Monitoring and Analysis of Hateful Language in South Africa: A Fourth Deep Dive
White Monopoly Capital
While the phrase “White monopoly capital(ists)” became prominent on South African social media in 2016 to allegedly benefit corrupt businessmen around President Zuma, today it’s frequently used by politicians offline to broadly target white business people. It reflects a local frustration implying white business people are unwilling to share wealth with a broader group. While there may be white capitalists enriching themselves at the expense of others, the phrase is not always used to imply this, and its context determines its importance.
It could be deemed offensive and inflammatory when used to rally or divide people racially, but it’s not hate speech when used to describe South Africa’s existing economic structure.
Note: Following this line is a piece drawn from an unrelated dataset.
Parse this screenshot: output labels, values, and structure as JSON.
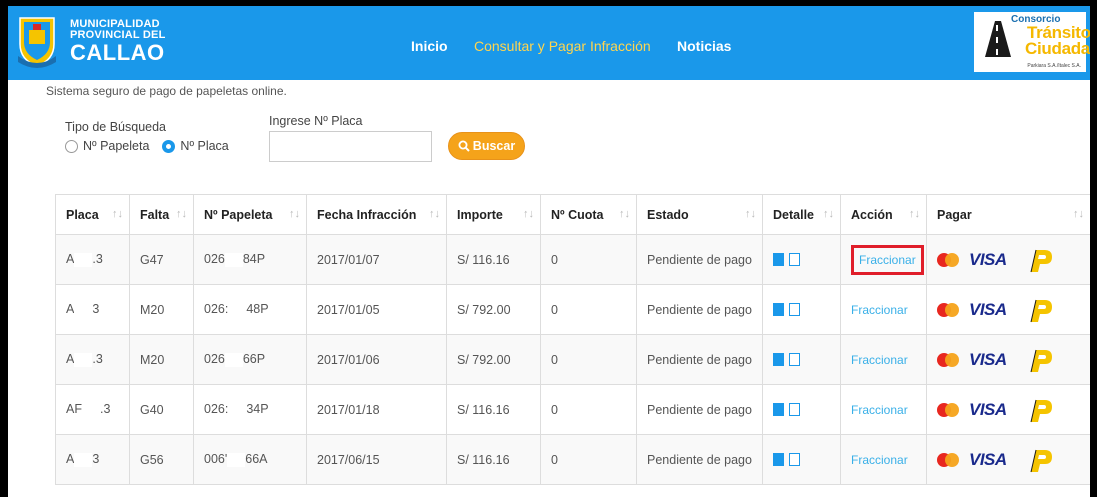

This multifaceted characteristic makes the term problematic when politicians use it without defining specifically what they mean.
During our monitoring period, the use of the term increased significantly on social media when used by politicians both online and off. At a public lecture, ANC Secretary General, Ace Magashule, painted white monopoly capitalism as a power structure to be dismantled in order to economically liberate the black African. Julius Malema, however, leader of the EFF, views it as a powerful tool to influence the president’s office. He issued a warning to the president that if he listens to white monopoly capital, the president won’t finish his term.
Kaffir is a derogatory term for a black African. Under Crimen Injuria - South African common law - the term is considered hate speech and is punishable under the justice system. Despite this, the term has surfaced throughout our monitoring process.
During this period, rise of the term was triggered by events such as Hellen Zille’s tweet on “black privilege” from an online debate stating: “Well you clearly don't understand black privilege. It is being able to loot a country and steal hundreds of billions and get re-elected. If ppl want permanent poverty for the masses they are going about it the right way."
This resulted in another user responding: “Just call us Kafirs and be done already.”
While such online discourse can quickly turn hateful, another tweet told how South Africans need to discuss how the Indian community uses the K-word more often than the white one when referring to black employees. The attention this tweet garnered suggests frequent use of the term in offline spaces.